However, I think Chris Grayling’s actions should be put to one side when considering whether the profession should effectively go on strike. We are professionals and should weigh up all the pros and cons of refusing work, just as we would weigh up the likely outcomes of taking a certain course of action in our criminal prosecutions or defence. I am concerned that an overbearing attitude is creeping into the profession, which if we are not careful will create a ‘either with us or against us’ scenario. Particularly for younger members of the profession who are worried about whether their future work will dry up if they do not support the ‘strike’ action, this is unhealthy. As far as the Criminal Bar is concerned we are Independent. We hold this independence out to be one of our strongest features, and yet I am hearing daily of counsel who are being told that they must strike ‘or on their head be it’. All of us run an independent practice, and therefore we should be able to make our own decision on whether to refuse work.
I will not strike. I have made this decision on the basis of my principles, I do not want to see a defendant having to represent themselves, or be represented by a lawyer who is not their lawyer of their choice, due to the fact their lawyer is on strike. I am prepared to work to rule, and only work from 9 to 6 on my legally funded cases, and then to justify to the court why a case is not prepared, but it should be down to me to make that argument to the court and not the client.

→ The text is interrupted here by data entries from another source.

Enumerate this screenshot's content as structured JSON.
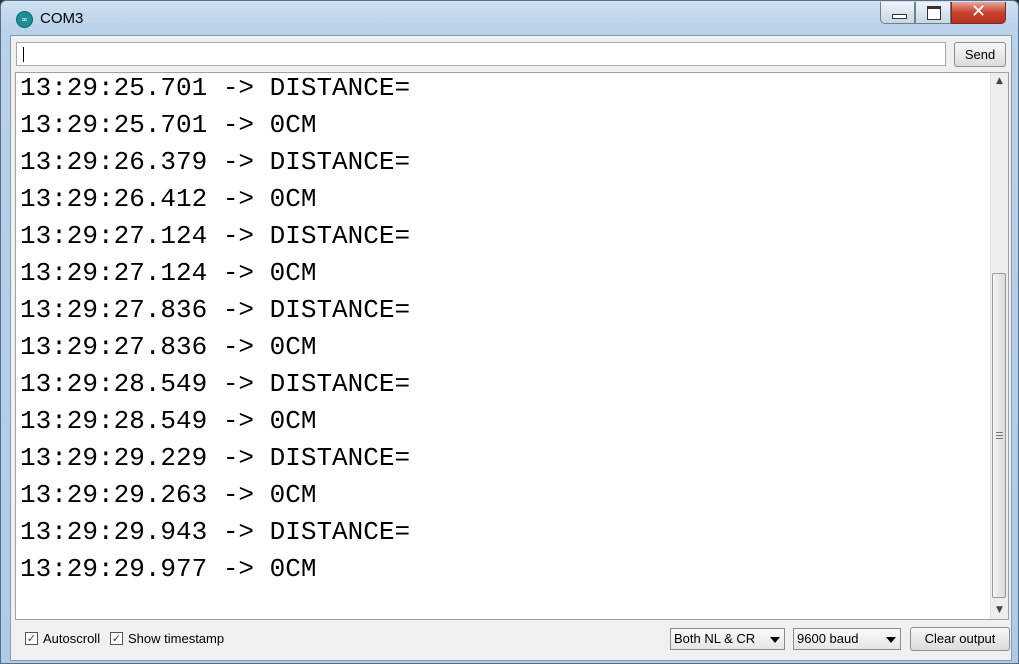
{
  "window": {
    "title": "COM3",
    "app_icon": "arduino-icon",
    "close_glyph": "✕"
  },
  "toolbar": {
    "input_value": "",
    "send_label": "Send"
  },
  "output": {
    "lines": [
      "13:29:25.701 -> DISTANCE=",
      "13:29:25.701 -> 0CM",
      "13:29:26.379 -> DISTANCE=",
      "13:29:26.412 -> 0CM",
      "13:29:27.124 -> DISTANCE=",
      "13:29:27.124 -> 0CM",
      "13:29:27.836 -> DISTANCE=",
      "13:29:27.836 -> 0CM",
      "13:29:28.549 -> DISTANCE=",
      "13:29:28.549 -> 0CM",
      "13:29:29.229 -> DISTANCE=",
      "13:29:29.263 -> 0CM",
      "13:29:29.943 -> DISTANCE=",
      "13:29:29.977 -> 0CM"
    ]
  },
  "footer": {
    "autoscroll_label": "Autoscroll",
    "autoscroll_checked": true,
    "timestamp_label": "Show timestamp",
    "timestamp_checked": true,
    "line_ending": "Both NL & CR",
    "baud_rate": "9600 baud",
    "clear_label": "Clear output"
  }
}
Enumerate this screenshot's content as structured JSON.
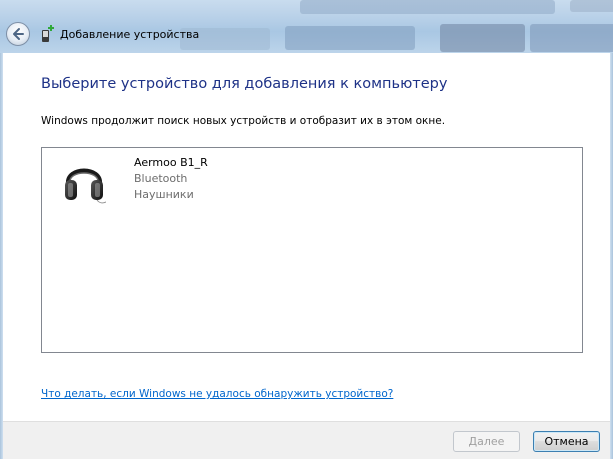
{
  "window": {
    "title": "Добавление устройства"
  },
  "main": {
    "heading": "Выберите устройство для добавления к компьютеру",
    "description": "Windows продолжит поиск новых устройств и отобразит их в этом окне.",
    "devices": [
      {
        "name": "Aermoo B1_R",
        "type": "Bluetooth",
        "category": "Наушники",
        "icon": "headphones-icon"
      }
    ],
    "help_link": "Что делать, если Windows не удалось обнаружить устройство?"
  },
  "footer": {
    "next_label": "Далее",
    "cancel_label": "Отмена"
  },
  "colors": {
    "heading": "#1e3287",
    "link": "#0066cc",
    "secondary_text": "#6d6d6d"
  }
}
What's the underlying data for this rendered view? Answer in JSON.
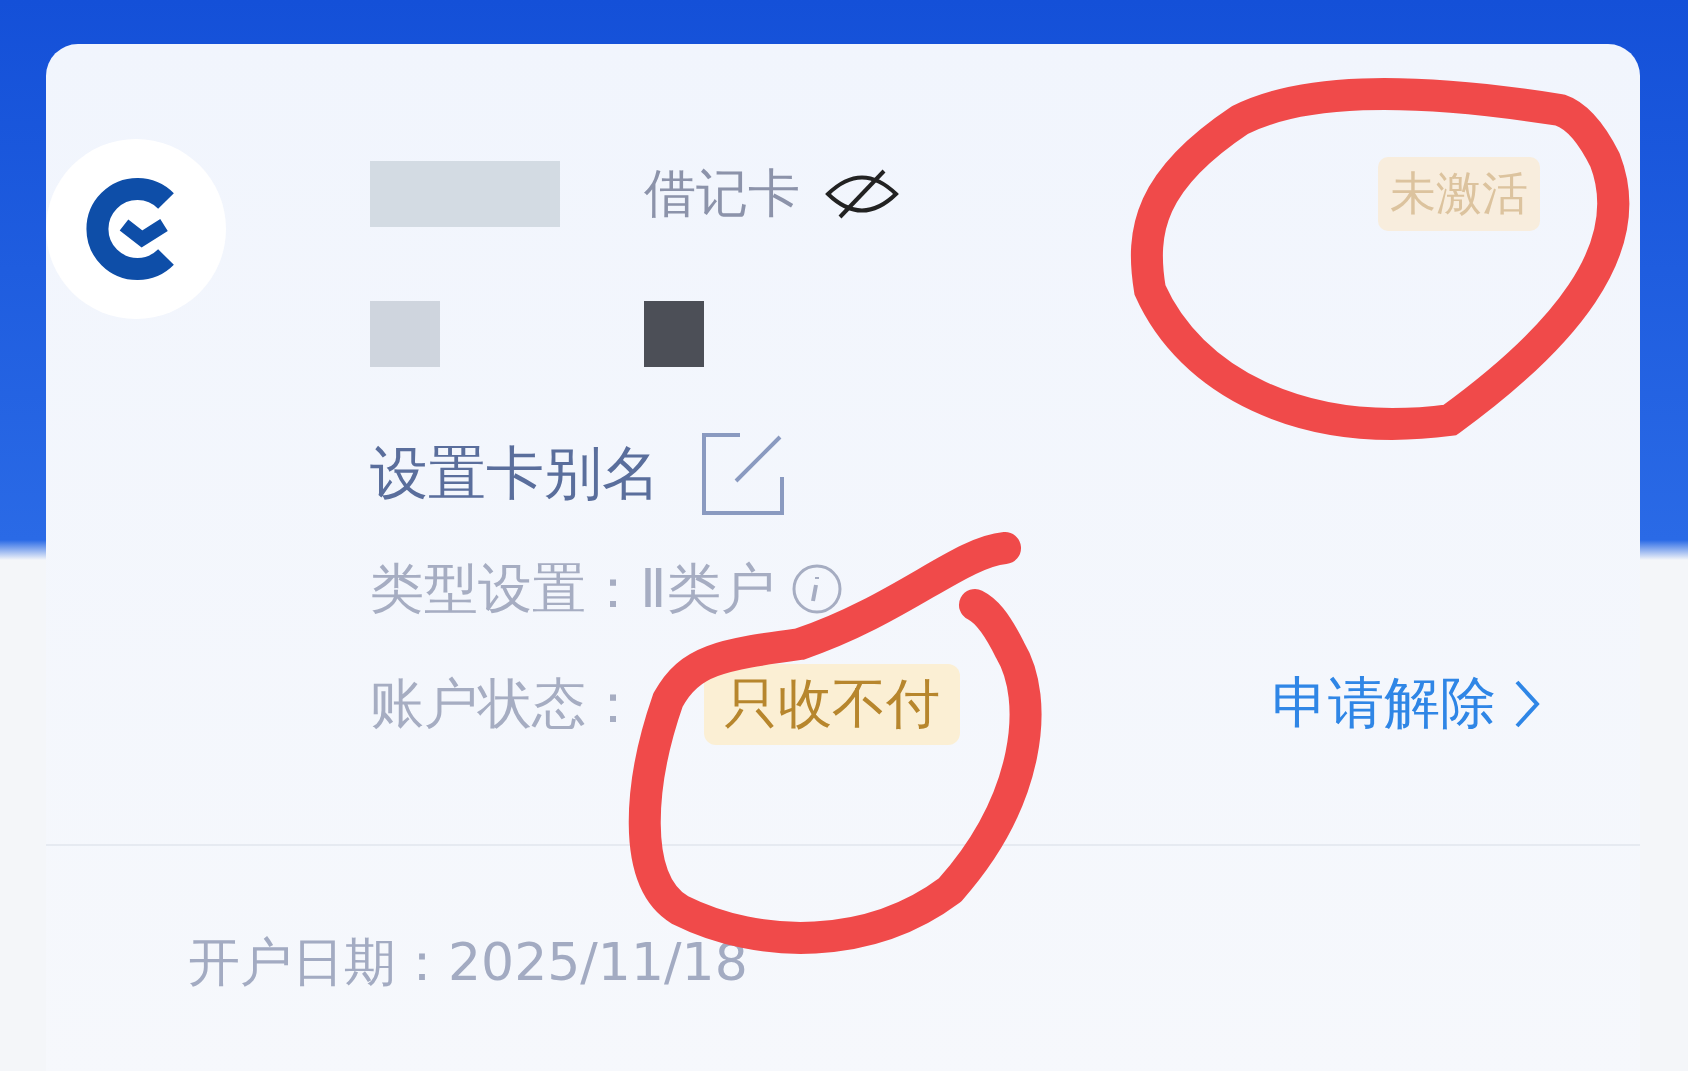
{
  "card": {
    "type_label": "借记卡",
    "status_badge": "未激活",
    "alias_link": "设置卡别名",
    "account_type_label": "类型设置：",
    "account_type_value": "Ⅱ类户",
    "account_status_label": "账户状态：",
    "account_status_value": "只收不付",
    "release_link": "申请解除",
    "open_date_label": "开户日期：",
    "open_date_value": "2025/11/18"
  }
}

I accept that financially, the MOJ’s cuts will make it very difficult to all of us criminal practitioners to survive, and I believe that a work to rule may make the MOJ realise that in reality cases are going to take longer and so will be just as costly. Not just in payments to counsel (in cases where we do actually receive payment for the extra days a case will take) but also in the extra court time taken to deal with each case.
I have seen much written about the cuts in recent weeks, and I am concerned that the ground we made with the public with regard to the damage that the MOJ proposals could do to them, is now being lost by the constant reference to the new proposed fees in criminal legal aid. The public do not understand that most of our daily rate does not end up in our back pocket, nor that we often have to wait over a year for the payments. None the less, I fear that focussing on the money is causing us to lose ground to the MOJ on public opinion.
I also represent claimants in the employment tribunal (mainly thought the Free Representation Unit and the Bar Pro Bono Unit) and none of my clients earn as much as the daily trial rate in either the Magistrates or Crown Court. Try telling a client who has worked 40 hours a week on the minimum wage (£247.60 gross), for five years, only to be told that they are being laid off, and so are still classed as employed but can only receive the Job Seekers allowance per week, that earning over £100 per day for a trial is tough. This is not an extreme example, these are cases that I am seeing day after day, of people who are working for less than minimum wage or who are being told that their employer cannot afford to pay their salary for the month. These are the public who we should be trying to get on our side, not alienating. Talking about our fees will not help our cause, the country is under austerity measures, the NHS is at breaking point and everyday people are being made redundant or told that they need to move from their home as they have a spare room. We are not the only ones who are suffering, and we should try to connect with those who are suffering, after all for many of us they are our clients, whether criminal, employment, housing or immigration.
It is my personal opinion that a strike will alienate the public, and will just give Chris Grayling more ammunition to throw at the criminal profession. I can just see the headlines of articles in the Daily Mail and the Telegraph about how criminal defendants are having to languish in jail, awaiting trial as their greedy lawyers are striking!
Hence, for my part I will not be striking, nor will I be telling anyone else what to do, or criticising them for their decision. The criminal professions joined together like never before to fight the first MOJ consultation, it will be such a shame to see that union fragment into a blame culture. That would play right into the MOJ’s hands. We should be united in making sure that we reply to the 2nd Consultation, and in supporting each other..it is that which will make us a respected profession and also create an environment where, no matter what happens with the MOJ cuts we continue the support as much as we can.